To finish, add the cooked dal and stir well. Bring the mixture to a boil again. Once it has boiled, it is ready to serve with rice.

Passed down through generations

Some recipes originated from particular communities in India and were passed on from generation to generation over the years. But with busy modern lives, the younger generation is unlikely to take the time required to make these traditional dishes.

Irupuli kozambu, for instance, is a dal dish made with yoghurt and tamarind that was passed down through generations among the people living in the ancient city of Tirunelveli in Tamil Nadu.

But according to Vasudhaa Narayanan, 24, whose mother learned the recipe from her grandmother-in-law, the dish is quite rare today.

“It’s a bit cumbersome to make, because it involves roasting, drying and blending the dal,” she told Quartz.

Irupuli kozambu (Tamil Nadu)


Chana dal – two tablespoons

Red chillies – 4/5

Fenugreek seeds – two teaspoons

Coriander seeds – 1.5 teaspoons

Coconut, grated – 1 cup

Tamarind – the size of one lemon

Thick sour yogurt – 1 cup

White/red pumpkin/ladies finger – 1 bowl
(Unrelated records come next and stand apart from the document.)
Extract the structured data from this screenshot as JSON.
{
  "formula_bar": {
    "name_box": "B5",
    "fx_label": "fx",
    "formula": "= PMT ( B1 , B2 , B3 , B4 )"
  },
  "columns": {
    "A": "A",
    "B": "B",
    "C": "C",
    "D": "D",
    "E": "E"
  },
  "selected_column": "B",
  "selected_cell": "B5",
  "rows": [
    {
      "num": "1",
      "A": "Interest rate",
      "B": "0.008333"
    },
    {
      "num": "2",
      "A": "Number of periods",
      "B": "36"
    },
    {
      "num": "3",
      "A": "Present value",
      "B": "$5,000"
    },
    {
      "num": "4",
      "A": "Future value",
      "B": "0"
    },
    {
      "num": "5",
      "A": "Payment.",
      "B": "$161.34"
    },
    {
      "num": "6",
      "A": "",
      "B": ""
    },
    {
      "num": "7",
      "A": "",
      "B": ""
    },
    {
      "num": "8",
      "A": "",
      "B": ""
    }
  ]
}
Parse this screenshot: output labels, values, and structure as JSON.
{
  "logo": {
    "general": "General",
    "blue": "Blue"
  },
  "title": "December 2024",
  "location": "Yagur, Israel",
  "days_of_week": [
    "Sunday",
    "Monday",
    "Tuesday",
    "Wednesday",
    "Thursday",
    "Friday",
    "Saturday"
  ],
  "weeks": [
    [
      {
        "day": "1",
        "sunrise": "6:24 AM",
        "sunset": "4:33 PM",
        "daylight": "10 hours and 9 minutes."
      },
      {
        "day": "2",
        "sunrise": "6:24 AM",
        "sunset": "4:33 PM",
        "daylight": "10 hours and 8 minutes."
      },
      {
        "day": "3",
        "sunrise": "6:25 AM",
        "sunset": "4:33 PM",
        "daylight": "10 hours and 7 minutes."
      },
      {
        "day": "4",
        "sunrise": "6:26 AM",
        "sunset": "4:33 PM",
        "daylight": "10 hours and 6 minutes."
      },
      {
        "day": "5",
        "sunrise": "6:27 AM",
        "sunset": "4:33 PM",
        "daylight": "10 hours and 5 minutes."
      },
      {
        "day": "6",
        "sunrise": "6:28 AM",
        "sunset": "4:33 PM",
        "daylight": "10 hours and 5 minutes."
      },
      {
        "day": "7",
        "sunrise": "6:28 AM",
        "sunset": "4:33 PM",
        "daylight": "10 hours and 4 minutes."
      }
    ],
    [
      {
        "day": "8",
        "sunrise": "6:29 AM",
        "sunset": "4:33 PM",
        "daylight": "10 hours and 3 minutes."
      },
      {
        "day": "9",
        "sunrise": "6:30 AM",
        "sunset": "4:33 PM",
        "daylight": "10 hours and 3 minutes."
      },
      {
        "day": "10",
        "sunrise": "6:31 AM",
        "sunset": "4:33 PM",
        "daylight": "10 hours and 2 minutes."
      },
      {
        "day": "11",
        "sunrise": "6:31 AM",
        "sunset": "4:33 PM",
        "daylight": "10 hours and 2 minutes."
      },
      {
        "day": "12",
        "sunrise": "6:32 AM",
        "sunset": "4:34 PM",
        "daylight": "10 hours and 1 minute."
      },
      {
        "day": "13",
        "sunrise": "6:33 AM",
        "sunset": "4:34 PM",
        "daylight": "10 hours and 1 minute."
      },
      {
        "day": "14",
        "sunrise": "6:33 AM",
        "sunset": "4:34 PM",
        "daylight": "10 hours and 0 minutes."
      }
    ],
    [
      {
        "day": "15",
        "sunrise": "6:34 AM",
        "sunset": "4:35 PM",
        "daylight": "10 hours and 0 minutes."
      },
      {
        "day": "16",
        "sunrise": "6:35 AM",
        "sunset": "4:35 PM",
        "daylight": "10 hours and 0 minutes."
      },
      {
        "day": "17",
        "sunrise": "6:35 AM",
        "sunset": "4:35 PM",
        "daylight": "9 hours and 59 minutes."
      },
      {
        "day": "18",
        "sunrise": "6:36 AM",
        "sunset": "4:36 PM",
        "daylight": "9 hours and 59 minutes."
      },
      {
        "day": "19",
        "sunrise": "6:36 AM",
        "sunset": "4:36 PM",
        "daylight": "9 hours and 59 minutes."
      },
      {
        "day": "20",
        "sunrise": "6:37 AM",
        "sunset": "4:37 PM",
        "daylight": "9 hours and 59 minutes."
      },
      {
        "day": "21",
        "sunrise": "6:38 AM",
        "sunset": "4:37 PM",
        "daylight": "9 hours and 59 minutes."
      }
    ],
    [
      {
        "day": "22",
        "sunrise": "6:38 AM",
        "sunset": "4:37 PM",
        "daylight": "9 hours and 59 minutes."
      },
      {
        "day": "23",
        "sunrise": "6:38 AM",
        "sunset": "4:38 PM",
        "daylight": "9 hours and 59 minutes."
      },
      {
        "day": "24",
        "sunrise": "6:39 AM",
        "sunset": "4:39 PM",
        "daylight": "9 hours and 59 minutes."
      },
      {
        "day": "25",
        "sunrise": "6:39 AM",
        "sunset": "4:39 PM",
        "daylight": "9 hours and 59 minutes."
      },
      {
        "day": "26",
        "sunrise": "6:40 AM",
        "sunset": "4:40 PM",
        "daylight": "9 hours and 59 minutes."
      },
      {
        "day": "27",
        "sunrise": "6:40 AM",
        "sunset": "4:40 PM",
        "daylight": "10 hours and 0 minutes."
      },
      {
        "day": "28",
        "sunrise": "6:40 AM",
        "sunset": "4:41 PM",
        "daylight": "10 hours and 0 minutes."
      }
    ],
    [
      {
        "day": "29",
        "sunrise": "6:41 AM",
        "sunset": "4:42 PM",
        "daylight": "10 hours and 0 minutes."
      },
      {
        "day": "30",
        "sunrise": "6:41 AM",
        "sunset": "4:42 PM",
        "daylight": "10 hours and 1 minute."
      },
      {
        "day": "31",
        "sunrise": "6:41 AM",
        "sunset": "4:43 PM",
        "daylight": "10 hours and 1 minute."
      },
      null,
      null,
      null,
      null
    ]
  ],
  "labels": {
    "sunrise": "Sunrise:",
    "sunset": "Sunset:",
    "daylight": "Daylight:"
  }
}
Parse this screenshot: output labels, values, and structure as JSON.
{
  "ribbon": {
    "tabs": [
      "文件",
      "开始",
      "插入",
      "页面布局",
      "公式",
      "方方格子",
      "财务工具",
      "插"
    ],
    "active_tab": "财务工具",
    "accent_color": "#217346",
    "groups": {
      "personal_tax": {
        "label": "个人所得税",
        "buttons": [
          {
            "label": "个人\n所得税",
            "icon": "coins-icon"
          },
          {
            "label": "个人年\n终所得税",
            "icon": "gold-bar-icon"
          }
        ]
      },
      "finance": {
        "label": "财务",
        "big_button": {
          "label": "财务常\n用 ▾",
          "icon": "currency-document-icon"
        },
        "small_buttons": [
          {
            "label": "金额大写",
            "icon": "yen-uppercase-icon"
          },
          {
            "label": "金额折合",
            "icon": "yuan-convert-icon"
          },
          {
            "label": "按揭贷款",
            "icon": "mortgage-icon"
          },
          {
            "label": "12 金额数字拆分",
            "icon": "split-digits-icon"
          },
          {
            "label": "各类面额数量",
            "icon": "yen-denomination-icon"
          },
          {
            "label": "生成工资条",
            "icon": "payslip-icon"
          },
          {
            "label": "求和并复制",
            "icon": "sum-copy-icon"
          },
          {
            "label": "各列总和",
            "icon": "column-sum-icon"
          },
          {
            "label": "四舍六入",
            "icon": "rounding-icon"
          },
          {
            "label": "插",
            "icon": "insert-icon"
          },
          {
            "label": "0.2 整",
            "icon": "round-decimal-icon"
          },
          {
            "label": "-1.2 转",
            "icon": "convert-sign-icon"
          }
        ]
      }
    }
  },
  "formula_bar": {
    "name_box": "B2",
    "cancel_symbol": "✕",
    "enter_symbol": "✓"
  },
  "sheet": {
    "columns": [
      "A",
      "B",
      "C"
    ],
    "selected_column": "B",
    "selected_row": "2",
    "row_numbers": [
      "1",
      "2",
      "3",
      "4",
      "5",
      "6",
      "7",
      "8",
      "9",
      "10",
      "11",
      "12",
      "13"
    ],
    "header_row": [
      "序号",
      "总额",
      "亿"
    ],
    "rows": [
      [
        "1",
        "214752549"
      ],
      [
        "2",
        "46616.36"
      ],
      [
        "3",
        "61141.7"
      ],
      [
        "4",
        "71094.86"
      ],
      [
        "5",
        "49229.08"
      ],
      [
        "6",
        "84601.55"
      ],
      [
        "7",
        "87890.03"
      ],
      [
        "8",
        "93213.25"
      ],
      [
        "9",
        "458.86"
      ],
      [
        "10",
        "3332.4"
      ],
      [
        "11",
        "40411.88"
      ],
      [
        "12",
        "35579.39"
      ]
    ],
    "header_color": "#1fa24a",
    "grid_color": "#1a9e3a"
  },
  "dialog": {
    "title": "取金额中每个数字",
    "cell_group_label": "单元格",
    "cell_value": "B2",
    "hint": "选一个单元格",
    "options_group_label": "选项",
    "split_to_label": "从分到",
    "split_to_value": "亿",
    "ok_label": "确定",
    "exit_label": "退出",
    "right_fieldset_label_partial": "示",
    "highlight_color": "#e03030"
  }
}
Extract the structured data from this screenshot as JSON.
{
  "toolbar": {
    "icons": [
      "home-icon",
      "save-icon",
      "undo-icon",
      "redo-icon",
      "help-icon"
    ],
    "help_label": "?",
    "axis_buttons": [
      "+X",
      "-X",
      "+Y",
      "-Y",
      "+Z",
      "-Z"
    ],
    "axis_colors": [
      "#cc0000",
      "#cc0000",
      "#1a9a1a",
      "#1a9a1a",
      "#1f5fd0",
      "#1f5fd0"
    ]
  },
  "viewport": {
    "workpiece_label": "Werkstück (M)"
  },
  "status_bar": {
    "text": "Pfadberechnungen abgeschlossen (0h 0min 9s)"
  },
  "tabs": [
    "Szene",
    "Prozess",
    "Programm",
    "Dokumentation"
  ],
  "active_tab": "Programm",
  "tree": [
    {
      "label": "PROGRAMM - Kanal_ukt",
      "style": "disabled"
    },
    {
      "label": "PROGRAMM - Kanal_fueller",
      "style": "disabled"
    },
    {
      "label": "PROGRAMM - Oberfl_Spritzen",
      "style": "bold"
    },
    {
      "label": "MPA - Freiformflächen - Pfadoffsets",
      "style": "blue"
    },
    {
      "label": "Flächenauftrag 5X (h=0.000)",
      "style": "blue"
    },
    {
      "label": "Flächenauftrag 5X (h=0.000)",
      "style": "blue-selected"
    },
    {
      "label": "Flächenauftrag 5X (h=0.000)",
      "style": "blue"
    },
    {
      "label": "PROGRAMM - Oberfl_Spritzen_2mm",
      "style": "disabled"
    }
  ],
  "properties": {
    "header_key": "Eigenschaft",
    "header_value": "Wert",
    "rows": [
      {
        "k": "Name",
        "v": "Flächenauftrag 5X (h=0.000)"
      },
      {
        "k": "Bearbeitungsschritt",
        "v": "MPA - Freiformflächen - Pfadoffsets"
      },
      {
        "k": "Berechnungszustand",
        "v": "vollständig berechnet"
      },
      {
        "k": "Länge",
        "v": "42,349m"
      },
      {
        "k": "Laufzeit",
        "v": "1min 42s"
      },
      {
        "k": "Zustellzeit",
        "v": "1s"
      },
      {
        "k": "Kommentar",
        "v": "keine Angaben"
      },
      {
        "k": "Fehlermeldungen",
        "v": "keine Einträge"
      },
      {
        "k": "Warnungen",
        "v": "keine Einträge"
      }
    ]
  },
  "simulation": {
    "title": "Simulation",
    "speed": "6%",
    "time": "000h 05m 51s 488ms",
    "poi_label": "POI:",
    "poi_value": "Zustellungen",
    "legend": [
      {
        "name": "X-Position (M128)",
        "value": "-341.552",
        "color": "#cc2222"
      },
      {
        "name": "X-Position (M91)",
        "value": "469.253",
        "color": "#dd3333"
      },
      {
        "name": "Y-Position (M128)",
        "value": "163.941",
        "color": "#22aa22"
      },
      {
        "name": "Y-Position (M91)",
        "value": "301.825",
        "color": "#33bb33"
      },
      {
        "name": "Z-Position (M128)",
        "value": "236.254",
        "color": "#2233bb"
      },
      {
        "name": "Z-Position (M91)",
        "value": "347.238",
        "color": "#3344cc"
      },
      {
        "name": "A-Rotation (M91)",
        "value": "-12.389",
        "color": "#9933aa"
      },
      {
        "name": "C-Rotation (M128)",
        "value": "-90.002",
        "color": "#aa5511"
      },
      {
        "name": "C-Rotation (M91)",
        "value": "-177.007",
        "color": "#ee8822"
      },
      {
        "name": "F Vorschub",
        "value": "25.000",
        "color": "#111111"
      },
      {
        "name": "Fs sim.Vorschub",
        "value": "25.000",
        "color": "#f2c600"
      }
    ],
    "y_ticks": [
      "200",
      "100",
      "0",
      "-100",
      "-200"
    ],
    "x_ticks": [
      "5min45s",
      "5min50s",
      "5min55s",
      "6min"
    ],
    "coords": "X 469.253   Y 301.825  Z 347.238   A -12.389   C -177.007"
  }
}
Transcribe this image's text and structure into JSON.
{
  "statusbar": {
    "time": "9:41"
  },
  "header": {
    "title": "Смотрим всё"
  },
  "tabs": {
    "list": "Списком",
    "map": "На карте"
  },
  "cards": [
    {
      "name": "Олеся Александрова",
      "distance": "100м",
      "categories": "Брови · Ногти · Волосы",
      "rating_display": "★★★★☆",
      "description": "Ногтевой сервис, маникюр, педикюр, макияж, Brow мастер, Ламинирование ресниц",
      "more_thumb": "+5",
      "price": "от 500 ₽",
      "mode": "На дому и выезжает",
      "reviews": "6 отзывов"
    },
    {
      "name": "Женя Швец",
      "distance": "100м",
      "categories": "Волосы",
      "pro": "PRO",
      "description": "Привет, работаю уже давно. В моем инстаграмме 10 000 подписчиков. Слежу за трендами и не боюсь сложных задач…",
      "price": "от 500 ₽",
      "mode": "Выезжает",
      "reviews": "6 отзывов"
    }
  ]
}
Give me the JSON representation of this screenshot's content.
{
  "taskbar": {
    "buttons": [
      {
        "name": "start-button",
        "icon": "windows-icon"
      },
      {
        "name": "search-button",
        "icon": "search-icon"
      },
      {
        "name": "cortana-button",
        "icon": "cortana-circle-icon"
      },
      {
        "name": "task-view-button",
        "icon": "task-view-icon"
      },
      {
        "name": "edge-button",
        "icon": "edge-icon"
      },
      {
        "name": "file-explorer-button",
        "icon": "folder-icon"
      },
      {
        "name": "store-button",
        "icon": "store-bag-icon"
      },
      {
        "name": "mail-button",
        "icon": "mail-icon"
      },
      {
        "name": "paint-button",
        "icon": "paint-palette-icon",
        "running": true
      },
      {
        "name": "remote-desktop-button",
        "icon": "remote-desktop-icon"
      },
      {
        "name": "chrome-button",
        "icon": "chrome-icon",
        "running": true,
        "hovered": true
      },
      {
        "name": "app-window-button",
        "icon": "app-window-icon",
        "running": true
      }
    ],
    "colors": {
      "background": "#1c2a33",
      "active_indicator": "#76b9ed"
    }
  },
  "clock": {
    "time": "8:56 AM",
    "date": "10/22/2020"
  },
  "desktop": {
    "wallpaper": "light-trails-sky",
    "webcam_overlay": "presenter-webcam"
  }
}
Soak tamarind in hot water for 20 minutes and use the tamarind juice. Over the fire, cook the bowl of vegetables in the tamarind water.

In a vessel, fry the chana dal, red chillies, fenugreek seeds and coriander seeds in oil. Then, using a blender, mix these ingredients with yogurt and grated coconut until it forms a smooth paste.

Add this mix to the mixture of tamarind and vegetables. Allow it to boil on low flame for twenty minutes. Add salt and garnish with mustard seed and curry leaves.

Recipe courtesy Narayanan’s mother, Ramaa Shankar.

Featured Image by Pritya Books on Flickr, licensed under CC-BY-3.0

Send us more recipes at ideas.india@qz.com.